# WHAT YOU SHOULD DO
Each line of the data below that includes the string "screenshot" must be copied.

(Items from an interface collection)

----

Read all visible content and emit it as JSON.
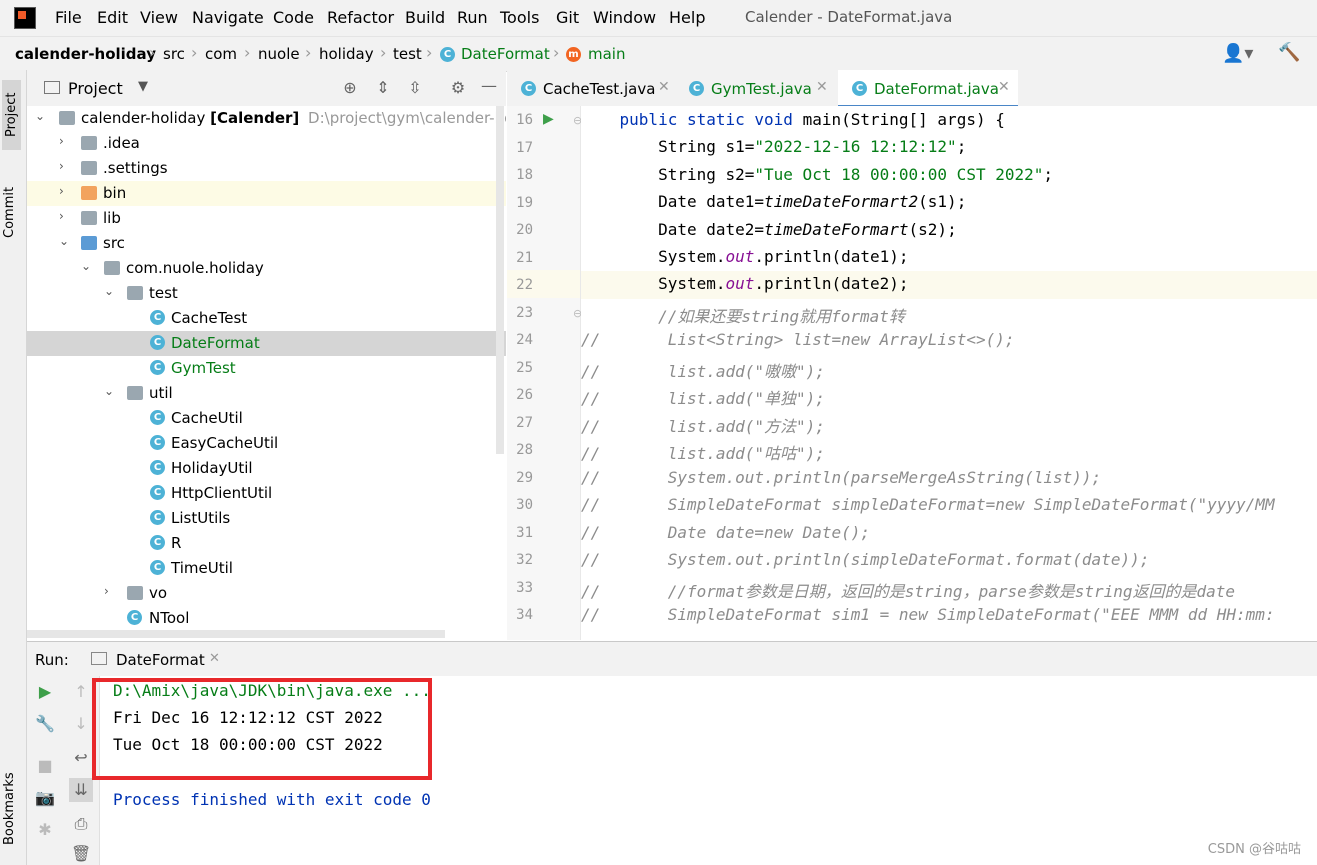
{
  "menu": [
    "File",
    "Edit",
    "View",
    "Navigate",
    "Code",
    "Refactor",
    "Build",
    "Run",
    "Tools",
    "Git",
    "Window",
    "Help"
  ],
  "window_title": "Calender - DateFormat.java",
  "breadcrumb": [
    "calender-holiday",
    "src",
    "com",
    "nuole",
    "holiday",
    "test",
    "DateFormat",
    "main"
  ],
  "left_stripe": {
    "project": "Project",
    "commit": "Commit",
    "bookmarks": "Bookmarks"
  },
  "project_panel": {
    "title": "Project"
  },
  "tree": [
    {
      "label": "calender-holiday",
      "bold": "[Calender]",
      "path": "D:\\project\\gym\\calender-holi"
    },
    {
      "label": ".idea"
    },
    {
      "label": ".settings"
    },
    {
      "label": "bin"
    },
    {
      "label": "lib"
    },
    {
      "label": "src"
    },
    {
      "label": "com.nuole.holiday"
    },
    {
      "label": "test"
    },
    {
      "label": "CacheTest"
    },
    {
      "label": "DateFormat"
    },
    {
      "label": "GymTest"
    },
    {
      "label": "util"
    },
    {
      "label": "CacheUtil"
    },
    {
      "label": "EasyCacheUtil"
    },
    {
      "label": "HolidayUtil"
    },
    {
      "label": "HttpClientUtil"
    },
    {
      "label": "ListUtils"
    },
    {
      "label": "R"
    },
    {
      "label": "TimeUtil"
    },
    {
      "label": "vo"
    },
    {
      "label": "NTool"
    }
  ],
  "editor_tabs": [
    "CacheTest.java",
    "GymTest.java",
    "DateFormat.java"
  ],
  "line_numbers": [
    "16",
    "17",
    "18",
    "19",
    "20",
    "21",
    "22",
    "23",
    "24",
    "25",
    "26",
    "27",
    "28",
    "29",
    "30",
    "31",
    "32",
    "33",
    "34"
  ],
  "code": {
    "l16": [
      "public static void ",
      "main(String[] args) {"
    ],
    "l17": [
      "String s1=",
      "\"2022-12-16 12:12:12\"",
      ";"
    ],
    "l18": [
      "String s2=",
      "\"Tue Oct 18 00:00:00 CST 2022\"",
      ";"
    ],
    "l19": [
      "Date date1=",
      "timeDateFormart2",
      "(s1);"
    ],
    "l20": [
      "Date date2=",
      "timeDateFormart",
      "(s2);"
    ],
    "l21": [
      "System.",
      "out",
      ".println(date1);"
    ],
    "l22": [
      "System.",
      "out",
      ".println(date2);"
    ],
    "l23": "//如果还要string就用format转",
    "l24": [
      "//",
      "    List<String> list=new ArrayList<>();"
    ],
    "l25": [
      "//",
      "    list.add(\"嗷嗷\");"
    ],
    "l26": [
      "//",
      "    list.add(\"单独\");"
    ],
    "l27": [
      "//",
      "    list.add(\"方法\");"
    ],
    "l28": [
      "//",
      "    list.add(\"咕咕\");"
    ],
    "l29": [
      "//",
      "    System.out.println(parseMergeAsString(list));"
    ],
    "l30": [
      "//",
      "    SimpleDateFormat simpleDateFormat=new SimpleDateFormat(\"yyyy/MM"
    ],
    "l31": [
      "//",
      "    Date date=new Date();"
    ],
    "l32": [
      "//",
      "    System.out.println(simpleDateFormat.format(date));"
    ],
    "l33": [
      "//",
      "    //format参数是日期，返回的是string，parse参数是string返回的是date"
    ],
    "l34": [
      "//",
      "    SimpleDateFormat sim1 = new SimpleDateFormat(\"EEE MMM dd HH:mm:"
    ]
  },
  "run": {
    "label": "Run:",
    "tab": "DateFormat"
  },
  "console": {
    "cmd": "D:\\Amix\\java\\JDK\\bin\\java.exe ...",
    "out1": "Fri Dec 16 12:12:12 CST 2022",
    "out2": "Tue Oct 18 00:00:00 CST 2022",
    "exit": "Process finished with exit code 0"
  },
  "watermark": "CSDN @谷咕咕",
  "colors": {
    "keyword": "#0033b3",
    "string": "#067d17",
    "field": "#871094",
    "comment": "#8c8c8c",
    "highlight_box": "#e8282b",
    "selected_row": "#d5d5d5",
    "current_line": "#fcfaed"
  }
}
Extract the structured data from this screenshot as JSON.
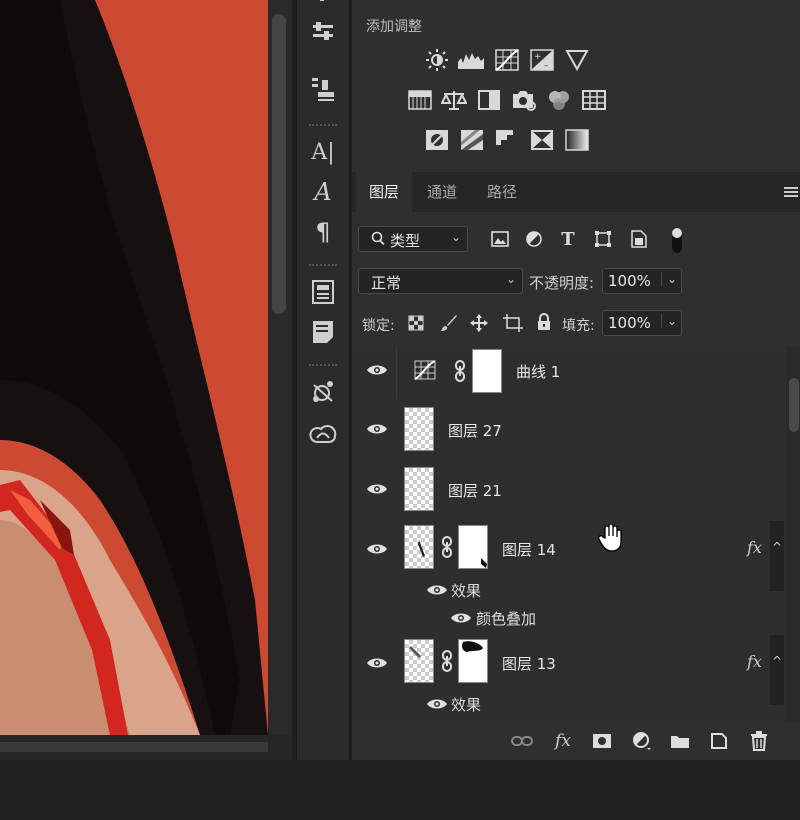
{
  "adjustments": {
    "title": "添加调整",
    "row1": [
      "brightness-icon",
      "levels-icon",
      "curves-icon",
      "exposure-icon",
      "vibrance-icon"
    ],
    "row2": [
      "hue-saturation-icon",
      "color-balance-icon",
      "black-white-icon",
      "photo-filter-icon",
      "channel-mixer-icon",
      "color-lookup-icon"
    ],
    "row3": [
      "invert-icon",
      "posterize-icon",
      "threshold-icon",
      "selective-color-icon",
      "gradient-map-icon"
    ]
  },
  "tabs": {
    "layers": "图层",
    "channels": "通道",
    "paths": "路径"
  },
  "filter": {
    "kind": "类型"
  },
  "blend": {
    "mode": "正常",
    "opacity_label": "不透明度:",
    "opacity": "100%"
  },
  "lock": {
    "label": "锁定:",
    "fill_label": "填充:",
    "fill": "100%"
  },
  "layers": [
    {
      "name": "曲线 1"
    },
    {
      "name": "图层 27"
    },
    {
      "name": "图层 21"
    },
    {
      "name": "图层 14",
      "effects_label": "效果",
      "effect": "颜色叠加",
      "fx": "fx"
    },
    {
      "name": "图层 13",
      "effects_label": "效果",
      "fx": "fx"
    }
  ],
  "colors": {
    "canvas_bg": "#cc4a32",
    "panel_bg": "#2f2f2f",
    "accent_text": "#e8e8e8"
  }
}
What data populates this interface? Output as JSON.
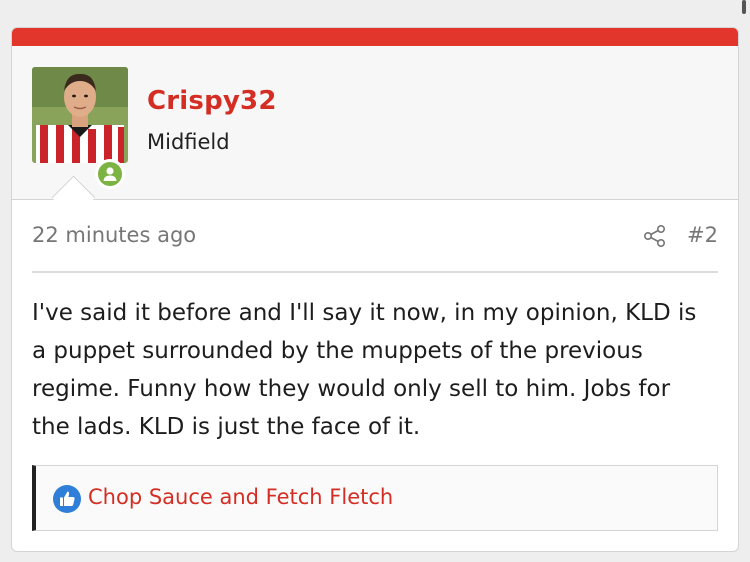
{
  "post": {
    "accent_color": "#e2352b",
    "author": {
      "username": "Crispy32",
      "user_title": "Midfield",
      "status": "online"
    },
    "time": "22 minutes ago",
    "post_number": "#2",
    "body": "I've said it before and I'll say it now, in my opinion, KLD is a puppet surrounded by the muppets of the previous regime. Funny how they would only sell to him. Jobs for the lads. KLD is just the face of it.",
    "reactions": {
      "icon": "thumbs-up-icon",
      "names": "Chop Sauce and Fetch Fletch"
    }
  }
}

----

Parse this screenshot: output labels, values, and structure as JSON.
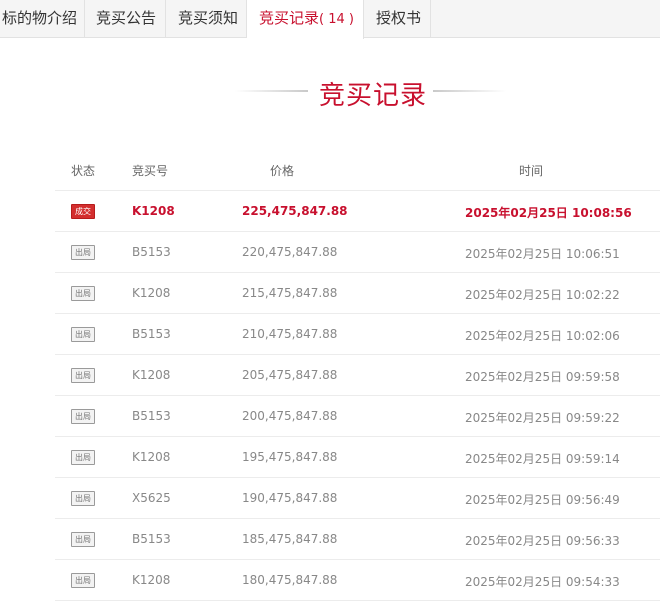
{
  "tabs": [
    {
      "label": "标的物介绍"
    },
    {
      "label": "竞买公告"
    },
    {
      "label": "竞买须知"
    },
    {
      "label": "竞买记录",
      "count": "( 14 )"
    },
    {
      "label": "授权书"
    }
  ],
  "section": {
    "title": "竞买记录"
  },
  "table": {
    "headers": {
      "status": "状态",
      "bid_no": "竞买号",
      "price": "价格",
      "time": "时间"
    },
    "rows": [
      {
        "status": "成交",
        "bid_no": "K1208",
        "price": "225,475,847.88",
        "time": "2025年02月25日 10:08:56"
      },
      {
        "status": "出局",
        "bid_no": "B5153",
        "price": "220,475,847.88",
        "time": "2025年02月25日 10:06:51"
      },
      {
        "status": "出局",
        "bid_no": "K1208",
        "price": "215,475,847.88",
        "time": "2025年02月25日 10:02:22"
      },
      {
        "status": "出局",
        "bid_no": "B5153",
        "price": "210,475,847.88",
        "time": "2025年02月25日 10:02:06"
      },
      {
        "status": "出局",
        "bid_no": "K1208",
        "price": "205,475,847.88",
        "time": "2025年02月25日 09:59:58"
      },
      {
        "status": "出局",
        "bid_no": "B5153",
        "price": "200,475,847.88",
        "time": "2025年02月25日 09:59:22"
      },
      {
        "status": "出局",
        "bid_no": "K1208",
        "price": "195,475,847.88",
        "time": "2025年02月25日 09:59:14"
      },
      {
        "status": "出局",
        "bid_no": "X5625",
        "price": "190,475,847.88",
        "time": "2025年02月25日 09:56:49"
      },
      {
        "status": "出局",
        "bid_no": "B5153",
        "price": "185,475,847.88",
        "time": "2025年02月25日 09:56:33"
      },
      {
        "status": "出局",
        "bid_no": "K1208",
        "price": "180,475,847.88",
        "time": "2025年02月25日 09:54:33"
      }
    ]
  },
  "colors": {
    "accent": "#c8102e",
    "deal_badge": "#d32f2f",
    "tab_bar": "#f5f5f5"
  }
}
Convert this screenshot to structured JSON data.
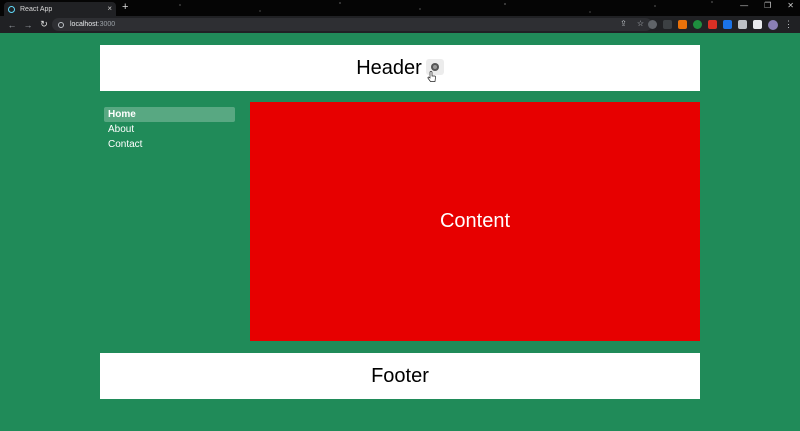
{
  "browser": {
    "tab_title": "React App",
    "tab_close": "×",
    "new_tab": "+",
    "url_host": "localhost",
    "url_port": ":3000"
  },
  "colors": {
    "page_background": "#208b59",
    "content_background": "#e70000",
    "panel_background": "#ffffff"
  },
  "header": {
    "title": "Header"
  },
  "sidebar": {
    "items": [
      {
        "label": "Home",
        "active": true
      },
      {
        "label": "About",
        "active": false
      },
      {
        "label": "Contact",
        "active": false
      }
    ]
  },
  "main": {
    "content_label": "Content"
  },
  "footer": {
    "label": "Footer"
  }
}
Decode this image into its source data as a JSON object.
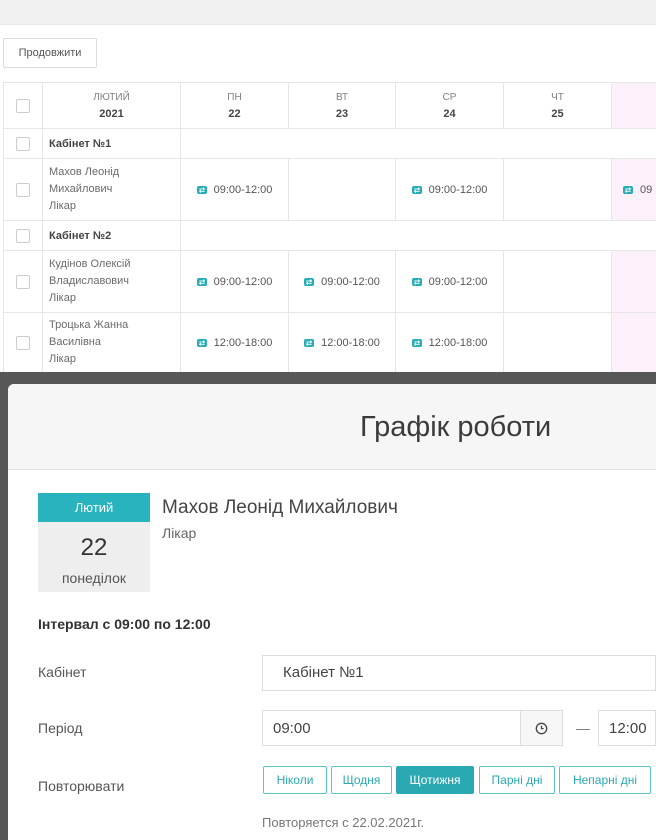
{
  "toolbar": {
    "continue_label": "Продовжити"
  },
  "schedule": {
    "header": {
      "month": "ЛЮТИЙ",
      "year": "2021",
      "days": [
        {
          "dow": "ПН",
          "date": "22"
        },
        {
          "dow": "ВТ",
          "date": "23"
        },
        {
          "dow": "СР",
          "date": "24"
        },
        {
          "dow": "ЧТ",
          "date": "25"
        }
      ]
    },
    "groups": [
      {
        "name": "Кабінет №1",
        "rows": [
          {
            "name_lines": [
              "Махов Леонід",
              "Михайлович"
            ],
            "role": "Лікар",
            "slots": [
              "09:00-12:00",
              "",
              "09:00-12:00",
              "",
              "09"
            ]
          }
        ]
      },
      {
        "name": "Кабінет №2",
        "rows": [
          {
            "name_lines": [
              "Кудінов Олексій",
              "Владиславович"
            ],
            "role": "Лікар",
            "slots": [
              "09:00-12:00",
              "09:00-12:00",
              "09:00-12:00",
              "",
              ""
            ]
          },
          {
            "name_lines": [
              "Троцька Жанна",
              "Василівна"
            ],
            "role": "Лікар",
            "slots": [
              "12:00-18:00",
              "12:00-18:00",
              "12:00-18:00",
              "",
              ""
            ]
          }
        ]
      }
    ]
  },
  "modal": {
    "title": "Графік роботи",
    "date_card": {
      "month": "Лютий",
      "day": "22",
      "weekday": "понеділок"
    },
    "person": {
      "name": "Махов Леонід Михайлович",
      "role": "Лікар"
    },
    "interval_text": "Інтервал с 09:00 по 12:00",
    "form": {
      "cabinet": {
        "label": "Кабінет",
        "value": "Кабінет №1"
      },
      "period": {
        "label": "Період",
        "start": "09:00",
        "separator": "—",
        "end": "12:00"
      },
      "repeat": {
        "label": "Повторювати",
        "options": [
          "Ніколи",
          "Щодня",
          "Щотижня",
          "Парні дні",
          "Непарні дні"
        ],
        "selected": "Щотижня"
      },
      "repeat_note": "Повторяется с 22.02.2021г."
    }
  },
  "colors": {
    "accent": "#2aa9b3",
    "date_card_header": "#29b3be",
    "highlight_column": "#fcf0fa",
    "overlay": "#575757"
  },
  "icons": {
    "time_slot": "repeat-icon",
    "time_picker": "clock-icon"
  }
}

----

# RESPONSE TO THIS EXERCISE
Extract the structured data from this screenshot as JSON.
Parse this screenshot: output labels, values, and structure as JSON.
Convert this screenshot to structured JSON data.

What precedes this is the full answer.